What you are asked to do: Copy out each line below exactly as written.

***** Data

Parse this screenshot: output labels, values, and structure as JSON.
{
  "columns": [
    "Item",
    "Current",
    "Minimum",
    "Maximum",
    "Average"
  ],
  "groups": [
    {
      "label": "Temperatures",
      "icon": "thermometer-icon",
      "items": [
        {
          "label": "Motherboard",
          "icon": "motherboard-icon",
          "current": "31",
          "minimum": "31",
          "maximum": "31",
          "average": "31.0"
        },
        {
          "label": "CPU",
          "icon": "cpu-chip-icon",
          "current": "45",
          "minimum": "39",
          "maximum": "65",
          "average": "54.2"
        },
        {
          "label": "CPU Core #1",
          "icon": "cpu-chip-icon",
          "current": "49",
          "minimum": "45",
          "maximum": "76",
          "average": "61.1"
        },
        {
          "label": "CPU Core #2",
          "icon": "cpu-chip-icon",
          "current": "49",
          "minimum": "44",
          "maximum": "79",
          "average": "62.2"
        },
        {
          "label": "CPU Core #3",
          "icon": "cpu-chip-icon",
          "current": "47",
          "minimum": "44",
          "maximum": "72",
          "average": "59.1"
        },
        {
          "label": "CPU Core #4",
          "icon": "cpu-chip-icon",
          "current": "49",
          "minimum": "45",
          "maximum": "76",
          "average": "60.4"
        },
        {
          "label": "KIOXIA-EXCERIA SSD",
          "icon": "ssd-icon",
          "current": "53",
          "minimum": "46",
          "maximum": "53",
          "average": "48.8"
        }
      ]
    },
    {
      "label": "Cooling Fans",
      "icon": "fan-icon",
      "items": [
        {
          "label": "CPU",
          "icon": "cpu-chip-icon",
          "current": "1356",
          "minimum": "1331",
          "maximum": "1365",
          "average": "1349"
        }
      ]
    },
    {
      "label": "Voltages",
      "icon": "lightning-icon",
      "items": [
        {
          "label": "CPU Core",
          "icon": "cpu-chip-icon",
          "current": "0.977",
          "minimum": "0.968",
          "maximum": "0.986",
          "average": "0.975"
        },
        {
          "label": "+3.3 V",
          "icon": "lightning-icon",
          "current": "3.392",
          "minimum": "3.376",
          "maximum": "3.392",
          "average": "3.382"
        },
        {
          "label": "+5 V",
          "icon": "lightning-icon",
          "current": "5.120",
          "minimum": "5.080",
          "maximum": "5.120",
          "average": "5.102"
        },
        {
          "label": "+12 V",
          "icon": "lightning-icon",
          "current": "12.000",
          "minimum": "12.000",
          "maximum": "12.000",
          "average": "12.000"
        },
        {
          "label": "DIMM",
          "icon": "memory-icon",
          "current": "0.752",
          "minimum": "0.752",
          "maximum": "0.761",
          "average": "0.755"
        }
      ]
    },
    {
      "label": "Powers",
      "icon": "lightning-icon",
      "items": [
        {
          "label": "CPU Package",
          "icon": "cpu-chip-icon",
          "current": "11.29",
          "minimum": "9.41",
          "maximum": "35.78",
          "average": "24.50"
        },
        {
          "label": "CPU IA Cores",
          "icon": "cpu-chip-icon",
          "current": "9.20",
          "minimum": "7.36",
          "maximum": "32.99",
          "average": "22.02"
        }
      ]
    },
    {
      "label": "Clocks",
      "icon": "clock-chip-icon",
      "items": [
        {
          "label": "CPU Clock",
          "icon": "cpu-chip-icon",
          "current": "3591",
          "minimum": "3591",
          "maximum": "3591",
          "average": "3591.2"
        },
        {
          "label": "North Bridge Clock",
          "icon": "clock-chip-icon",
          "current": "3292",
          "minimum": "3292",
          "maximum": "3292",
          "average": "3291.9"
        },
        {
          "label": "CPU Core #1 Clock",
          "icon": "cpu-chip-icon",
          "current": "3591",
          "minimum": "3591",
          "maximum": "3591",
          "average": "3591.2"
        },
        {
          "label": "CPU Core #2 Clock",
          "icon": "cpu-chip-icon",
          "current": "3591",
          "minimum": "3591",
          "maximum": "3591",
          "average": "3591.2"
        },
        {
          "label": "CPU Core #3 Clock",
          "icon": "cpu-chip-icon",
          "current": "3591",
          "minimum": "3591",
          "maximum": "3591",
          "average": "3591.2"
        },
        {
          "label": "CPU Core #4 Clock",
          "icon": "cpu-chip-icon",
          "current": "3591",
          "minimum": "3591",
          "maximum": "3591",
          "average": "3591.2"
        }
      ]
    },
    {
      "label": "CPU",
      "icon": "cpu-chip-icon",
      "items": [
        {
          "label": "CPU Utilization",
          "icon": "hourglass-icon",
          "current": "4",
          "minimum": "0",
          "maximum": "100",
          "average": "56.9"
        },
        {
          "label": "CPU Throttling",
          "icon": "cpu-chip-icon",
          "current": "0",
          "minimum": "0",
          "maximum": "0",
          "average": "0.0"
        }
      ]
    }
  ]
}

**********

Output for this task:
Parse this screenshot: output labels, values, and structure as JSON.
{
  "columns": [
    "Item",
    "Current",
    "Minimum",
    "Maximum",
    "Average"
  ],
  "groups": [
    {
      "label": "Temperatures",
      "icon": "thermometer-icon",
      "items": [
        {
          "label": "Motherboard",
          "icon": "motherboard-icon",
          "current": "31",
          "minimum": "31",
          "maximum": "31",
          "average": "31.0"
        },
        {
          "label": "CPU",
          "icon": "cpu-chip-icon",
          "current": "45",
          "minimum": "39",
          "maximum": "65",
          "average": "54.2"
        },
        {
          "label": "CPU Core #1",
          "icon": "cpu-chip-icon",
          "current": "49",
          "minimum": "45",
          "maximum": "76",
          "average": "61.1"
        },
        {
          "label": "CPU Core #2",
          "icon": "cpu-chip-icon",
          "current": "49",
          "minimum": "44",
          "maximum": "79",
          "average": "62.2"
        },
        {
          "label": "CPU Core #3",
          "icon": "cpu-chip-icon",
          "current": "47",
          "minimum": "44",
          "maximum": "72",
          "average": "59.1"
        },
        {
          "label": "CPU Core #4",
          "icon": "cpu-chip-icon",
          "current": "49",
          "minimum": "45",
          "maximum": "76",
          "average": "60.4"
        },
        {
          "label": "KIOXIA-EXCERIA SSD",
          "icon": "ssd-icon",
          "current": "53",
          "minimum": "46",
          "maximum": "53",
          "average": "48.8"
        }
      ]
    },
    {
      "label": "Cooling Fans",
      "icon": "fan-icon",
      "items": [
        {
          "label": "CPU",
          "icon": "cpu-chip-icon",
          "current": "1356",
          "minimum": "1331",
          "maximum": "1365",
          "average": "1349"
        }
      ]
    },
    {
      "label": "Voltages",
      "icon": "lightning-icon",
      "items": [
        {
          "label": "CPU Core",
          "icon": "cpu-chip-icon",
          "current": "0.977",
          "minimum": "0.968",
          "maximum": "0.986",
          "average": "0.975"
        },
        {
          "label": "+3.3 V",
          "icon": "lightning-icon",
          "current": "3.392",
          "minimum": "3.376",
          "maximum": "3.392",
          "average": "3.382"
        },
        {
          "label": "+5 V",
          "icon": "lightning-icon",
          "current": "5.120",
          "minimum": "5.080",
          "maximum": "5.120",
          "average": "5.102"
        },
        {
          "label": "+12 V",
          "icon": "lightning-icon",
          "current": "12.000",
          "minimum": "12.000",
          "maximum": "12.000",
          "average": "12.000"
        },
        {
          "label": "DIMM",
          "icon": "memory-icon",
          "current": "0.752",
          "minimum": "0.752",
          "maximum": "0.761",
          "average": "0.755"
        }
      ]
    },
    {
      "label": "Powers",
      "icon": "lightning-icon",
      "items": [
        {
          "label": "CPU Package",
          "icon": "cpu-chip-icon",
          "current": "11.29",
          "minimum": "9.41",
          "maximum": "35.78",
          "average": "24.50"
        },
        {
          "label": "CPU IA Cores",
          "icon": "cpu-chip-icon",
          "current": "9.20",
          "minimum": "7.36",
          "maximum": "32.99",
          "average": "22.02"
        }
      ]
    },
    {
      "label": "Clocks",
      "icon": "clock-chip-icon",
      "items": [
        {
          "label": "CPU Clock",
          "icon": "cpu-chip-icon",
          "current": "3591",
          "minimum": "3591",
          "maximum": "3591",
          "average": "3591.2"
        },
        {
          "label": "North Bridge Clock",
          "icon": "clock-chip-icon",
          "current": "3292",
          "minimum": "3292",
          "maximum": "3292",
          "average": "3291.9"
        },
        {
          "label": "CPU Core #1 Clock",
          "icon": "cpu-chip-icon",
          "current": "3591",
          "minimum": "3591",
          "maximum": "3591",
          "average": "3591.2"
        },
        {
          "label": "CPU Core #2 Clock",
          "icon": "cpu-chip-icon",
          "current": "3591",
          "minimum": "3591",
          "maximum": "3591",
          "average": "3591.2"
        },
        {
          "label": "CPU Core #3 Clock",
          "icon": "cpu-chip-icon",
          "current": "3591",
          "minimum": "3591",
          "maximum": "3591",
          "average": "3591.2"
        },
        {
          "label": "CPU Core #4 Clock",
          "icon": "cpu-chip-icon",
          "current": "3591",
          "minimum": "3591",
          "maximum": "3591",
          "average": "3591.2"
        }
      ]
    },
    {
      "label": "CPU",
      "icon": "cpu-chip-icon",
      "items": [
        {
          "label": "CPU Utilization",
          "icon": "hourglass-icon",
          "current": "4",
          "minimum": "0",
          "maximum": "100",
          "average": "56.9"
        },
        {
          "label": "CPU Throttling",
          "icon": "cpu-chip-icon",
          "current": "0",
          "minimum": "0",
          "maximum": "0",
          "average": "0.0"
        }
      ]
    }
  ]
}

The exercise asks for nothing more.